Apple Clips (iOS): This superb app from Apple offers pre-made title cards, fun filters, speech-to-text captions and many more features for producing elegant social videos quickly. Watch here a tutorial for Clips.
Splice (iOS): A surprisingly powerful app with moderate multi-track features, including the ability to add a voiceover, music and basic titles. The app received an update in 2019, and there’s a tutorial here with all the latest features.
Enlight VideoLeap (iOS): This app offers a wide range of high-end functions for creating videos from images, video and text. These include masking and blending, key framing and chroma key compositing. Tutorials are available on the app developer’s YouTube channel.
Movie Maker (Android): A simple editing app for Android phones, with the ability to add captions.
Vlogit (iOS / Android): A great free app for editing two-track video, plus voiceover. The app does not offer 25fps, but if you film at 25fps this is preserved when editing. For HD export, you will need t0 set up an account.
Vont (iOS): Owned by the same app developers as Phonto, Vont is an iOS-only app for adding titles and captions to videos. It allows you to import branded fonts and has a great cropping tool to turn landscape videos into square versions, with a branded-colour background.
DIY Subtitle (iOS): A simple, low-cost iOS app that allows you to add captions, a logo and artwork to your videos.
Movie Maker (Android): A useful app for adding logos and captions to a video on Android phones. It’s also a simple video editing app.
Autocap (Android): An automatic speech-recognition app that will caption videos in landscape, square and portrait on Android phones. You talk to the app, it transcribes your voice – and you can edit before posting.
RecForge Lite (Android only): An excellent audio recording app that saves high-quality WAV files. The app also offers basic editing. Here is a tutorial for recording in the app, and another for editing.
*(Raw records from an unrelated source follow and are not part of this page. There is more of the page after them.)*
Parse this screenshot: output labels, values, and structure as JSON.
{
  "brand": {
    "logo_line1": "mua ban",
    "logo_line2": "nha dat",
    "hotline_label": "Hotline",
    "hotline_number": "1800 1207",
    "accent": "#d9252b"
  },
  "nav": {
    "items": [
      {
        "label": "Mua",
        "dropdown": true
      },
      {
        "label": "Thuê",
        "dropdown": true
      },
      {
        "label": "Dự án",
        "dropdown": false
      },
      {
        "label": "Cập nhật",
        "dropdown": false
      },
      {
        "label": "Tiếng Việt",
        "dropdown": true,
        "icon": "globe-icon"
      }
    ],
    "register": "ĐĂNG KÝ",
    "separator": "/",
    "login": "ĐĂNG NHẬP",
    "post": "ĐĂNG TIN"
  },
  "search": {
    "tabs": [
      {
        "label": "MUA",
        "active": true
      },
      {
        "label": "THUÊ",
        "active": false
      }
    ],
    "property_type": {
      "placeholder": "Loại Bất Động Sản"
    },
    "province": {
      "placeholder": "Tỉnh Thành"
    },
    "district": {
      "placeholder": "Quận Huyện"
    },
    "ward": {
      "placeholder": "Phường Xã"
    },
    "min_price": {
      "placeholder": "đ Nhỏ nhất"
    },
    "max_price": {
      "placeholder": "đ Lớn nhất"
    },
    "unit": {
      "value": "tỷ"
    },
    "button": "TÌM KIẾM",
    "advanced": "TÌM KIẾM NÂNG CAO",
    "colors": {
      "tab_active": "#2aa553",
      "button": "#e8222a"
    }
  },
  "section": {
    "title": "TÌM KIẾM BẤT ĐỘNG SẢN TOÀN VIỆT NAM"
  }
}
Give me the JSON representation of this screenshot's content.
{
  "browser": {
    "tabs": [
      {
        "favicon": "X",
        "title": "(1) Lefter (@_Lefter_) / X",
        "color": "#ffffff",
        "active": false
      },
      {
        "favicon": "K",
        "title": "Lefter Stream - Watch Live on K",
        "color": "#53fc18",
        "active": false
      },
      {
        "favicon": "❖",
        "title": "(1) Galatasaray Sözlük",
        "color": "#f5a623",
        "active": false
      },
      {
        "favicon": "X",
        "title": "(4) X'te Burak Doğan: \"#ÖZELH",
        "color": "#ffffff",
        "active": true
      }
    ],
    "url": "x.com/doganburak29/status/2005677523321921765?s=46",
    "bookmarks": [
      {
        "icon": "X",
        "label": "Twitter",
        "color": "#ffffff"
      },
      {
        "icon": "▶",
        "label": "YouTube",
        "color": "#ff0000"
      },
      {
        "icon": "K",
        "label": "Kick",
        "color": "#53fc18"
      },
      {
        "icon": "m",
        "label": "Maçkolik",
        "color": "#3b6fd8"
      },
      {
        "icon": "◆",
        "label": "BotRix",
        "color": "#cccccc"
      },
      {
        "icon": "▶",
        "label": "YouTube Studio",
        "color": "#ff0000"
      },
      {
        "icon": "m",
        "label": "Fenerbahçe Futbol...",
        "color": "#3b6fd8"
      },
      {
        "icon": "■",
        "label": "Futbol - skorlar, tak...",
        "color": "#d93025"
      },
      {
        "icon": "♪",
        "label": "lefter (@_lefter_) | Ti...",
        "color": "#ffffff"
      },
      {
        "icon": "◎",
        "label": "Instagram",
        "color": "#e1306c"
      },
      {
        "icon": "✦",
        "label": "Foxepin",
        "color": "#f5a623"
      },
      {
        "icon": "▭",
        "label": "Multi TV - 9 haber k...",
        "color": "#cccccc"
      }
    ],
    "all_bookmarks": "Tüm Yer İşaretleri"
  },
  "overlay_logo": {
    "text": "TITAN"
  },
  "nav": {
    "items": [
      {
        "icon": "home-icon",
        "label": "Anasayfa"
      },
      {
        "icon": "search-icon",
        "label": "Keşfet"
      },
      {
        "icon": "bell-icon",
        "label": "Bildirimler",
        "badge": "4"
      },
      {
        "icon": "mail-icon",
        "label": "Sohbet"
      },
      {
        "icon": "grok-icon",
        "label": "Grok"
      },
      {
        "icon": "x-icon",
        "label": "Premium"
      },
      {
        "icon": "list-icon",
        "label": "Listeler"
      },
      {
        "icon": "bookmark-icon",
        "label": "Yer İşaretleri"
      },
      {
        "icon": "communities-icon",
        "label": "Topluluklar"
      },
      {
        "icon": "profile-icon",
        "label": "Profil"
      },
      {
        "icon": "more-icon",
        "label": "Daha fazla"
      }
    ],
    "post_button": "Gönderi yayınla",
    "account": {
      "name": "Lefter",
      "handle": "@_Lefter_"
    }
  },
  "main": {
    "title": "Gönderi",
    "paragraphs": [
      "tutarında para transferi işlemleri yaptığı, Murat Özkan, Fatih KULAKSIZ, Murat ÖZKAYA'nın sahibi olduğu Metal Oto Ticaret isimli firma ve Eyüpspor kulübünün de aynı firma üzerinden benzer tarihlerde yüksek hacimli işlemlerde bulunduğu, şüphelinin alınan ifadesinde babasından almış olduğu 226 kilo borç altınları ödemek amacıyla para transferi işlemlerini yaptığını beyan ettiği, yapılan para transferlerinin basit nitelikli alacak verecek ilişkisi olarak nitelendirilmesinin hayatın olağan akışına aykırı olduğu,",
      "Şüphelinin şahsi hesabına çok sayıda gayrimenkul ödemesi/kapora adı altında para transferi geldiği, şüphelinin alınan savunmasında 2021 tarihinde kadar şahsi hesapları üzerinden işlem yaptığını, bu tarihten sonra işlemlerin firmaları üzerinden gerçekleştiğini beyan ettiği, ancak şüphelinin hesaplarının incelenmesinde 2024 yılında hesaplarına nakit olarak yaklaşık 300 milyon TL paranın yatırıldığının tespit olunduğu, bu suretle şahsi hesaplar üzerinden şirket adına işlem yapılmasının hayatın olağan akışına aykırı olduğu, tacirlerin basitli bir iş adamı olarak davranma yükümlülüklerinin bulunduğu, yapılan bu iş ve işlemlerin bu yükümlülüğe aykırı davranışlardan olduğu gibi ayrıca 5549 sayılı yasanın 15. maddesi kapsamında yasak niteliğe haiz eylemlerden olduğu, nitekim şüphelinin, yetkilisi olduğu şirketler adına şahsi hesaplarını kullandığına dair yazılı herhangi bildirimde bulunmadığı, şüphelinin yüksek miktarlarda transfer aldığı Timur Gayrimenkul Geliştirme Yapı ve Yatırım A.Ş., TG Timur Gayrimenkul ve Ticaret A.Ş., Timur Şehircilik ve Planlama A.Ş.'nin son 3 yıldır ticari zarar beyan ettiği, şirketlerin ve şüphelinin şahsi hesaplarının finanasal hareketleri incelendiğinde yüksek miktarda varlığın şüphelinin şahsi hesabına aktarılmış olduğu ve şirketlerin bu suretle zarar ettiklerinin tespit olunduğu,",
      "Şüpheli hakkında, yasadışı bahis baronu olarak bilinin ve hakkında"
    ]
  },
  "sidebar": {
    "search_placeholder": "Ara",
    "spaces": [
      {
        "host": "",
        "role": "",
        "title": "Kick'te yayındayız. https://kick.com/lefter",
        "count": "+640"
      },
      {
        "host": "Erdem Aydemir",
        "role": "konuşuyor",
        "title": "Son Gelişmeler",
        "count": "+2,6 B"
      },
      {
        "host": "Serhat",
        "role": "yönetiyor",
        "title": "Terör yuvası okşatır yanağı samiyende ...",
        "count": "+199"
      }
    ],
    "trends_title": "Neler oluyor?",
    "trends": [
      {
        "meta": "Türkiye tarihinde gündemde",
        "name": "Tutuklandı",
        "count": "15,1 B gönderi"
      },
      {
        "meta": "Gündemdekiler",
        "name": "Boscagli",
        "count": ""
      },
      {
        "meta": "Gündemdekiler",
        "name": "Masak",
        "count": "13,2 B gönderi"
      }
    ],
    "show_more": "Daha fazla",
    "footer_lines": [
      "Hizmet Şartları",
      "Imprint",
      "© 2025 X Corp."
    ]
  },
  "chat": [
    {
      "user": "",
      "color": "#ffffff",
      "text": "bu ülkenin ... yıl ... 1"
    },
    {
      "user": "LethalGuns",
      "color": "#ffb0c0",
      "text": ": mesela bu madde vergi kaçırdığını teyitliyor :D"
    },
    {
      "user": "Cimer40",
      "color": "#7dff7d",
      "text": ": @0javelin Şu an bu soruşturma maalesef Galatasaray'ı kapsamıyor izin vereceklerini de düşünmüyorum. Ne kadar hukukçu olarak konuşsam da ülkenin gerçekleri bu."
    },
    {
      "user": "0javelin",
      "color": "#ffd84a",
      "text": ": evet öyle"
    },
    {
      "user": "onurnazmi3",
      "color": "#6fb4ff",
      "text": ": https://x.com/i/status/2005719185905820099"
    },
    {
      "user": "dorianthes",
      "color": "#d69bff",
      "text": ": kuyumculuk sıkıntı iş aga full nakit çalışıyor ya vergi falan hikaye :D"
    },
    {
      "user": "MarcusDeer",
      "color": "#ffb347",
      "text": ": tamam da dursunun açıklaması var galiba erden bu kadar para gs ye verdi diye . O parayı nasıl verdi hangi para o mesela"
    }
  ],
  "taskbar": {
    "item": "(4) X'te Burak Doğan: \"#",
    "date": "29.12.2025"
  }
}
Voice Record Pro (iOS / Android): A powerful audio recording app that saves high quality WAV files and offers basic trimming tools. The iOS version of the app offers more features (including Wifi transfer and an automatic transcription tool) than the Android version. Here is a short tutorial for using the app.
AudioEvolution Mobile Studio (Android): The closest Android equivalent of Ferrite, although it is aimed more at musicians than journalists. An IOS version is now available, and a playlist of tutorials is available on the developer’s YouTube channel.
Google Street View (iOS / Android): A perfect starter into 360° photos. The free app allows you not only to search and view 360° photography but to record your own 360° photos. These can be shared or embedded into websites.
Adobe Spark Post (iOS/ Android): Adds text and applies design filters to your photos and creates graphics to share on social platforms. In 2019 the app got an update that allows you to add animated text and graphics to your videos as well. Watch here a tutorial for Adobe Spark Post.
TypeArt (iOS): Excellent alternative to Adobe Spark Post. Creates animated text and effects.
Animated Text (Android): This app is a fast, low-cost tool for adding animated text to photos and videos.
Mojo (iOS): A superb but relatively expensive app for creating vertical stories for Facebook Stories, Instagram Stories and Snapchat. The app offers a wide range of customisable templates and fonts, and the ability to add a logo.
Storyluxe (iOS): An app for creating engaging images for Instagram Stories. While the app does offer in-app purchases, the range of options for free is excellent.
If you’re keen to try out more apps, we recommend exploring this huge iOS app list from Glen Mulcahy, or this iOS app list from Matthias Suessen, or this great selection of Android apps from Bernhard Lill.